American Libraries Online In Practice: High tech, high touch
American Libraries Magazine
James LaRue, CEO of LaRue and Associates in Castle Rock, Colorado, Julie Todaro, dean of library services at Austin (Texas) Community College, Joseph Janes, associate professor and chair of the MLIS program at the Information School of the University of Washington in Seattle, and JP Porcaro, acquisitions and technol
OverDrive announced this week that Macmillan has lifted its restriction on licensing its ebooks to library consortia.
D.C. Public Library kicked off Banned Books Week in style this year by hosting an exclusive after-hours rendezvous that included a musical orchestra and the unveiling of a series of indoor and outdoor art installations created by local artists.
The Bill and Melinda Gates Foundation seems to be getting out of the world of libraries, which is a shame.
Banned Books Week, running September 21–27, offers libraries everywhere an opportunity to celebrate challenging (and challenged) literature and let their communities exercise their freedom to read.

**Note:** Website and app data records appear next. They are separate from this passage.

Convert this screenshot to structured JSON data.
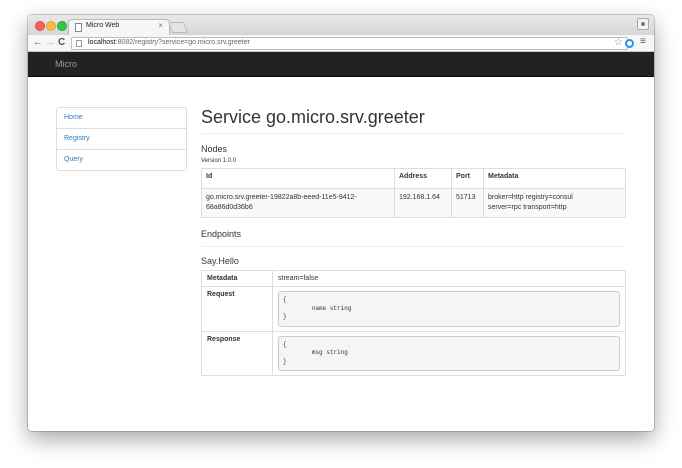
{
  "browser": {
    "tab_title": "Micro Web",
    "tab_close": "×",
    "url_host": "localhost",
    "url_rest": ":8082/registry?service=go.micro.srv.greeter",
    "back_glyph": "←",
    "forward_glyph": "→",
    "reload_glyph": "C",
    "star_glyph": "☆",
    "menu_glyph": "≡"
  },
  "navbar": {
    "brand": "Micro"
  },
  "sidebar": {
    "items": [
      {
        "label": "Home"
      },
      {
        "label": "Registry"
      },
      {
        "label": "Query"
      }
    ]
  },
  "service": {
    "title": "Service go.micro.srv.greeter",
    "nodes_heading": "Nodes",
    "version": "Version 1.0.0",
    "nodes_table": {
      "headers": [
        "Id",
        "Address",
        "Port",
        "Metadata"
      ],
      "rows": [
        {
          "id_line1": "go.micro.srv.greeter-19822a8b-eeed-11e5-9412-",
          "id_line2": "68a86d0d36b6",
          "address": "192.168.1.64",
          "port": "51713",
          "metadata_line1": "broker=http registry=consul",
          "metadata_line2": "server=rpc transport=http"
        }
      ]
    },
    "endpoints_heading": "Endpoints",
    "endpoint": {
      "name": "Say.Hello",
      "metadata_label": "Metadata",
      "metadata_value": "stream=false",
      "request_label": "Request",
      "request_code": "{\n\tname string\n}",
      "response_label": "Response",
      "response_code": "{\n\tmsg string\n}"
    }
  }
}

Sylvia Cisneros, president of Reforma: The National Association to Promote Library and Information Services to Latinos and the Spanish Speaking, delivered 225 Spanish-language children’s books to the Rio Grande Processing Center in McAllen, Texas, September 10, as part of the organization’s effort to help meet the s
It doesn’t matter if a book is paper or pixels: Covers matter. We are drawn to images, and the brighter and more appealing the image, the more briskly the book circulates.
Read the Douglas County (Colo.) Libraries Ebook Report as a PDF file.
Every now and then someone publishes a link that should be slipped into every board packet in the nation.